YOUR OBJECTIVE: Give the data below again exactly as it stands. Omit the pictures.

◇ ◇ ◇ ◇ ◇ ◇ ◇

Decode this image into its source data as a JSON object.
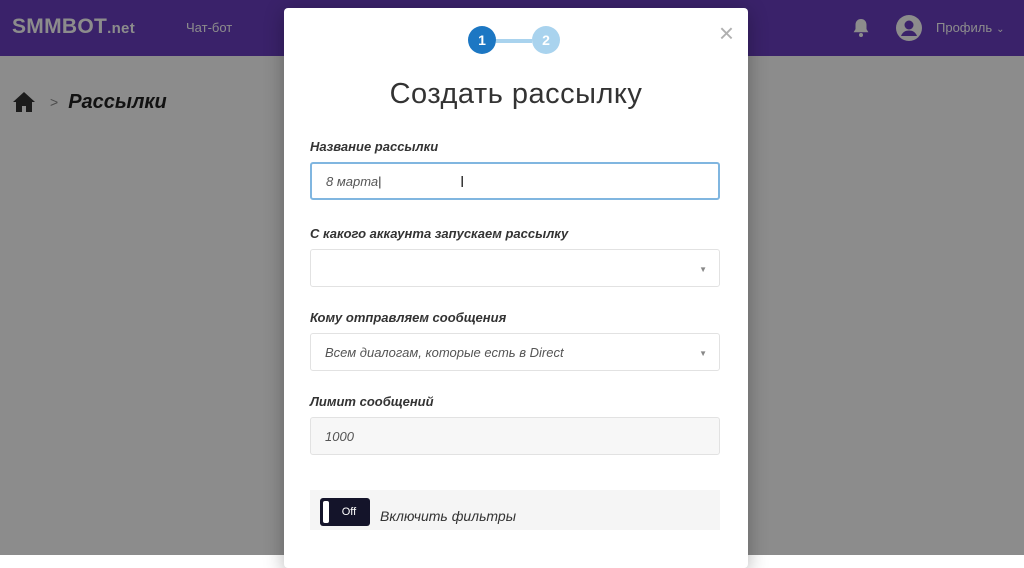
{
  "topbar": {
    "logo_main": "SMMBOT",
    "logo_suffix": ".net",
    "nav_chatbot": "Чат-бот",
    "profile_label": "Профиль",
    "bell_icon": "bell-icon",
    "avatar_icon": "user-avatar-icon"
  },
  "breadcrumb": {
    "home_icon": "home-icon",
    "title": "Рассылки"
  },
  "modal": {
    "steps": [
      "1",
      "2"
    ],
    "active_step": 1,
    "title": "Создать рассылку",
    "name_label": "Название рассылки",
    "name_value": "8 марта",
    "account_label": "С какого аккаунта запускаем рассылку",
    "account_value": "",
    "recipients_label": "Кому отправляем сообщения",
    "recipients_value": "Всем диалогам, которые есть в Direct",
    "limit_label": "Лимит сообщений",
    "limit_value": "1000",
    "filter_toggle_label": "Off",
    "filter_label": "Включить фильтры",
    "close_icon": "close-icon"
  },
  "colors": {
    "brand": "#6a3ec2",
    "step_active": "#1c77c3",
    "step_inactive": "#a9d3ee",
    "toggle_off": "#14142a"
  }
}
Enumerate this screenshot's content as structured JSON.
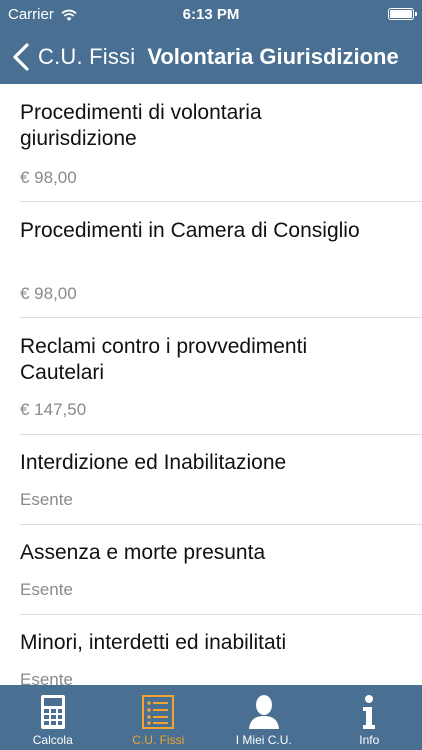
{
  "status_bar": {
    "carrier": "Carrier",
    "time": "6:13 PM"
  },
  "nav": {
    "back_label": "C.U. Fissi",
    "title": "Volontaria Giurisdizione"
  },
  "items": [
    {
      "title": "Procedimenti di volontaria giurisdizione",
      "price": "€ 98,00"
    },
    {
      "title": "Procedimenti in Camera di Consiglio",
      "price": "€ 98,00"
    },
    {
      "title": "Reclami contro i provvedimenti Cautelari",
      "price": "€ 147,50"
    },
    {
      "title": "Interdizione ed Inabilitazione",
      "price": "Esente"
    },
    {
      "title": "Assenza e morte presunta",
      "price": "Esente"
    },
    {
      "title": "Minori, interdetti ed inabilitati",
      "price": "Esente"
    }
  ],
  "tabs": [
    {
      "label": "Calcola",
      "icon": "calculator-icon"
    },
    {
      "label": "C.U. Fissi",
      "icon": "list-icon",
      "active": true
    },
    {
      "label": "I Miei C.U.",
      "icon": "person-icon"
    },
    {
      "label": "Info",
      "icon": "info-icon"
    }
  ],
  "colors": {
    "bar": "#496f92",
    "active_tab": "#f0a330",
    "secondary_text": "#8a8a8a"
  }
}
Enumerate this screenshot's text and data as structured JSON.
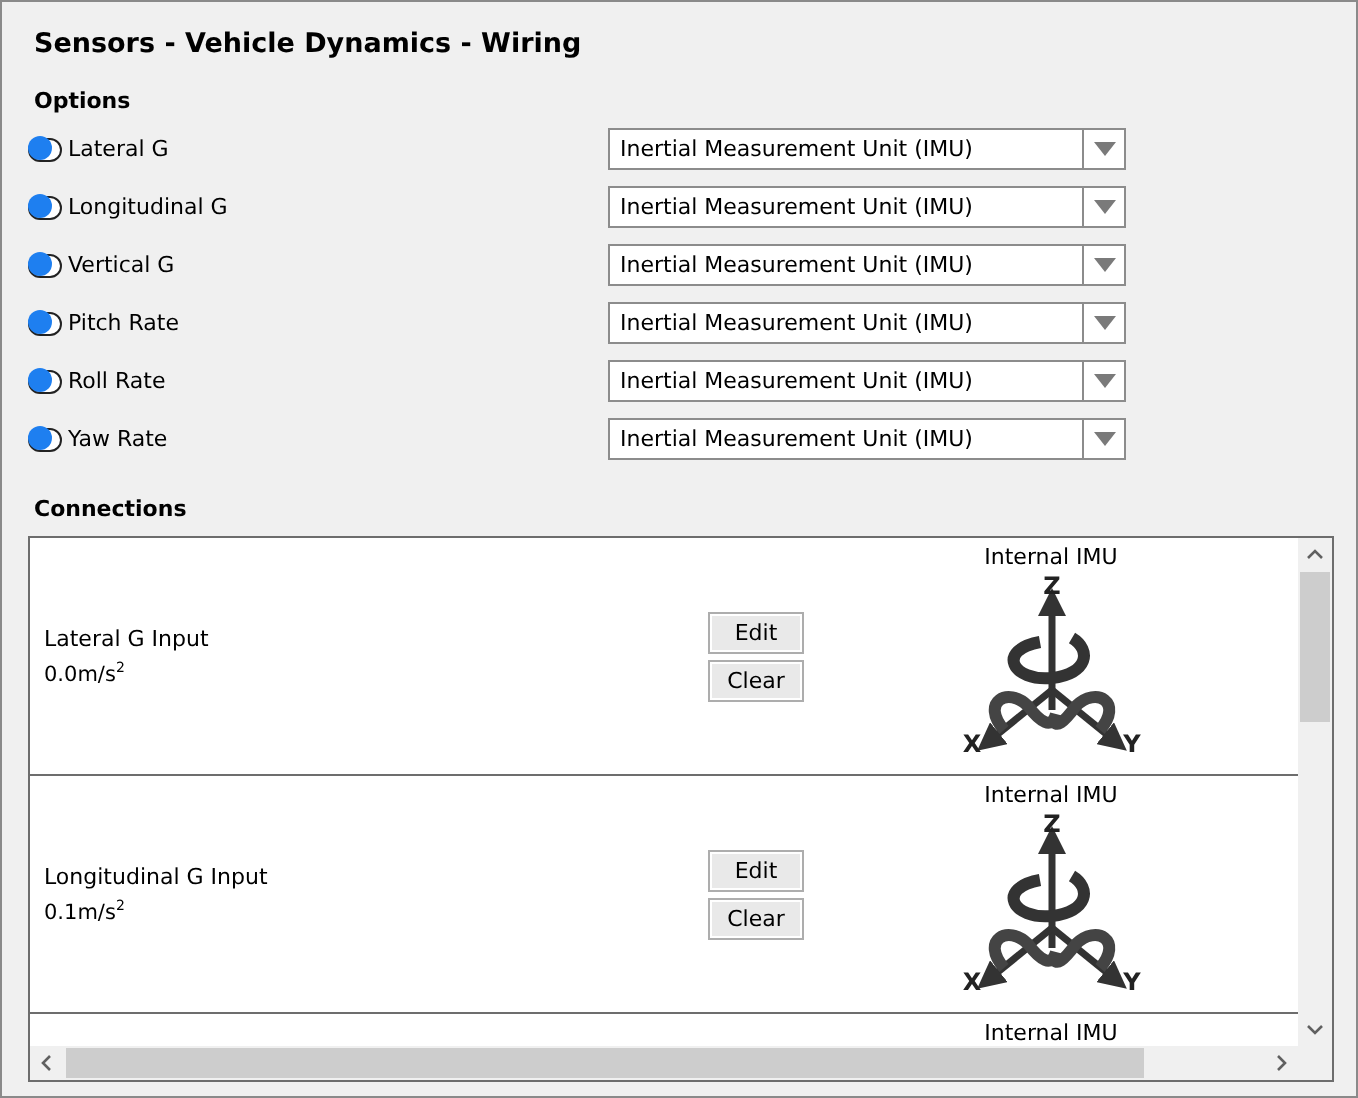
{
  "window": {
    "title": "Sensors - Vehicle Dynamics - Wiring"
  },
  "options": {
    "heading": "Options",
    "items": [
      {
        "label": "Lateral G",
        "on": true,
        "source": "Inertial Measurement Unit (IMU)"
      },
      {
        "label": "Longitudinal G",
        "on": true,
        "source": "Inertial Measurement Unit (IMU)"
      },
      {
        "label": "Vertical G",
        "on": true,
        "source": "Inertial Measurement Unit (IMU)"
      },
      {
        "label": "Pitch Rate",
        "on": true,
        "source": "Inertial Measurement Unit (IMU)"
      },
      {
        "label": "Roll Rate",
        "on": true,
        "source": "Inertial Measurement Unit (IMU)"
      },
      {
        "label": "Yaw Rate",
        "on": true,
        "source": "Inertial Measurement Unit (IMU)"
      }
    ]
  },
  "connections": {
    "heading": "Connections",
    "items": [
      {
        "name": "Lateral G Input",
        "value": "0.0m/s$^{2}$",
        "buttons": [
          "Edit",
          "Clear"
        ],
        "device": "Internal IMU",
        "axes": {
          "x": "X",
          "y": "Y",
          "z": "Z"
        }
      },
      {
        "name": "Longitudinal G Input",
        "value": "0.1m/s$^{2}$",
        "buttons": [
          "Edit",
          "Clear"
        ],
        "device": "Internal IMU",
        "axes": {
          "x": "X",
          "y": "Y",
          "z": "Z"
        }
      },
      {
        "device": "Internal IMU"
      }
    ]
  }
}
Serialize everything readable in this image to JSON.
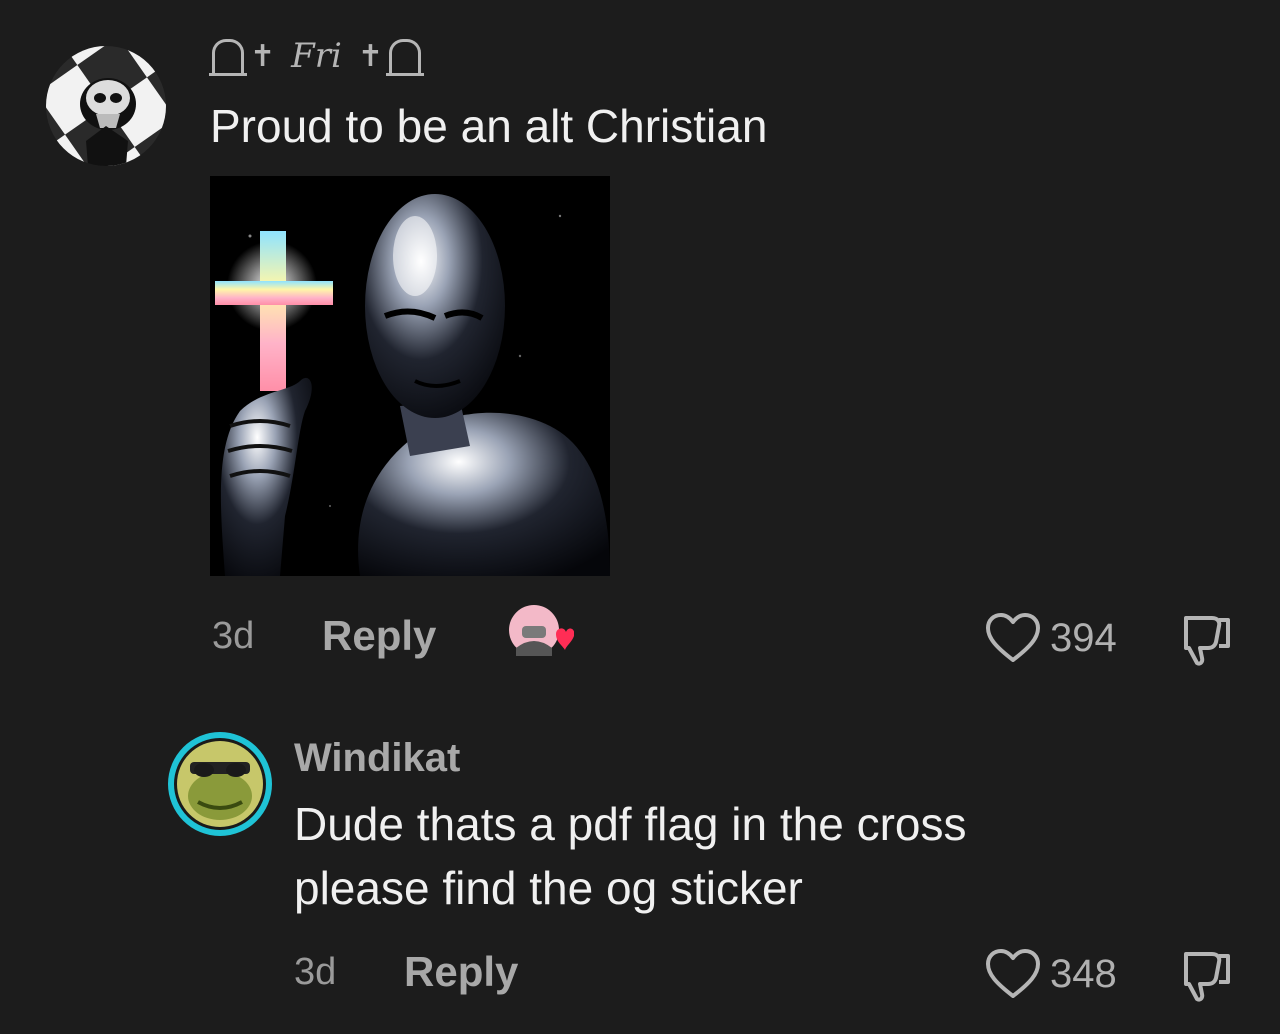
{
  "comments": [
    {
      "username": "Fri",
      "text": "Proud to be an alt Christian",
      "time": "3d",
      "reply_label": "Reply",
      "likes": "394"
    },
    {
      "username": "Windikat",
      "text_line1": "Dude thats a pdf flag in the cross",
      "text_line2": "please find the og sticker",
      "time": "3d",
      "reply_label": "Reply",
      "likes": "348"
    }
  ],
  "icons": {
    "like": "heart-outline-icon",
    "dislike": "thumbs-down-icon"
  },
  "colors": {
    "background": "#1c1c1c",
    "text": "#f0f0f0",
    "muted": "#9a9a9a",
    "liked_by_creator_heart": "#ff2d55",
    "avatar_ring": "#1fc3d6"
  }
}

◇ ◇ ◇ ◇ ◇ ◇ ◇

REPLY TO THE TASK:
Decode this image into its source data as a JSON object.
{
  "topbar": {
    "logo_main": "SMMBOT",
    "logo_suffix": ".net",
    "nav_chatbot": "Чат-бот",
    "profile_label": "Профиль",
    "bell_icon": "bell-icon",
    "avatar_icon": "user-avatar-icon"
  },
  "breadcrumb": {
    "home_icon": "home-icon",
    "title": "Рассылки"
  },
  "modal": {
    "steps": [
      "1",
      "2"
    ],
    "active_step": 1,
    "title": "Создать рассылку",
    "name_label": "Название рассылки",
    "name_value": "8 марта",
    "account_label": "С какого аккаунта запускаем рассылку",
    "account_value": "",
    "recipients_label": "Кому отправляем сообщения",
    "recipients_value": "Всем диалогам, которые есть в Direct",
    "limit_label": "Лимит сообщений",
    "limit_value": "1000",
    "filter_toggle_label": "Off",
    "filter_label": "Включить фильтры",
    "close_icon": "close-icon"
  },
  "colors": {
    "brand": "#6a3ec2",
    "step_active": "#1c77c3",
    "step_inactive": "#a9d3ee",
    "toggle_off": "#14142a"
  }
}
Enumerate this screenshot's content as structured JSON.
{
  "status_bar": {
    "carrier": "Carrier",
    "time": "6:13 PM"
  },
  "nav": {
    "back_label": "C.U. Fissi",
    "title": "Volontaria Giurisdizione"
  },
  "items": [
    {
      "title": "Procedimenti di volontaria giurisdizione",
      "price": "€ 98,00"
    },
    {
      "title": "Procedimenti in Camera di Consiglio",
      "price": "€ 98,00"
    },
    {
      "title": "Reclami contro i provvedimenti Cautelari",
      "price": "€ 147,50"
    },
    {
      "title": "Interdizione ed Inabilitazione",
      "price": "Esente"
    },
    {
      "title": "Assenza e morte presunta",
      "price": "Esente"
    },
    {
      "title": "Minori, interdetti ed inabilitati",
      "price": "Esente"
    }
  ],
  "tabs": [
    {
      "label": "Calcola",
      "icon": "calculator-icon"
    },
    {
      "label": "C.U. Fissi",
      "icon": "list-icon",
      "active": true
    },
    {
      "label": "I Miei C.U.",
      "icon": "person-icon"
    },
    {
      "label": "Info",
      "icon": "info-icon"
    }
  ],
  "colors": {
    "bar": "#496f92",
    "active_tab": "#f0a330",
    "secondary_text": "#8a8a8a"
  }
}
Enumerate this screenshot's text and data as structured JSON.
{
  "window": {
    "title": "Sensors - Vehicle Dynamics - Wiring"
  },
  "options": {
    "heading": "Options",
    "items": [
      {
        "label": "Lateral G",
        "on": true,
        "source": "Inertial Measurement Unit (IMU)"
      },
      {
        "label": "Longitudinal G",
        "on": true,
        "source": "Inertial Measurement Unit (IMU)"
      },
      {
        "label": "Vertical G",
        "on": true,
        "source": "Inertial Measurement Unit (IMU)"
      },
      {
        "label": "Pitch Rate",
        "on": true,
        "source": "Inertial Measurement Unit (IMU)"
      },
      {
        "label": "Roll Rate",
        "on": true,
        "source": "Inertial Measurement Unit (IMU)"
      },
      {
        "label": "Yaw Rate",
        "on": true,
        "source": "Inertial Measurement Unit (IMU)"
      }
    ]
  },
  "connections": {
    "heading": "Connections",
    "items": [
      {
        "name": "Lateral G Input",
        "value": "0.0m/s$^{2}$",
        "buttons": [
          "Edit",
          "Clear"
        ],
        "device": "Internal IMU",
        "axes": {
          "x": "X",
          "y": "Y",
          "z": "Z"
        }
      },
      {
        "name": "Longitudinal G Input",
        "value": "0.1m/s$^{2}$",
        "buttons": [
          "Edit",
          "Clear"
        ],
        "device": "Internal IMU",
        "axes": {
          "x": "X",
          "y": "Y",
          "z": "Z"
        }
      },
      {
        "device": "Internal IMU"
      }
    ]
  }
}
Serialize everything readable in this image to JSON.
{
  "comments": [
    {
      "username": "Fri",
      "text": "Proud to be an alt Christian",
      "time": "3d",
      "reply_label": "Reply",
      "likes": "394"
    },
    {
      "username": "Windikat",
      "text_line1": "Dude thats a pdf flag in the cross",
      "text_line2": "please find the og sticker",
      "time": "3d",
      "reply_label": "Reply",
      "likes": "348"
    }
  ],
  "icons": {
    "like": "heart-outline-icon",
    "dislike": "thumbs-down-icon"
  },
  "colors": {
    "background": "#1c1c1c",
    "text": "#f0f0f0",
    "muted": "#9a9a9a",
    "liked_by_creator_heart": "#ff2d55",
    "avatar_ring": "#1fc3d6"
  }
}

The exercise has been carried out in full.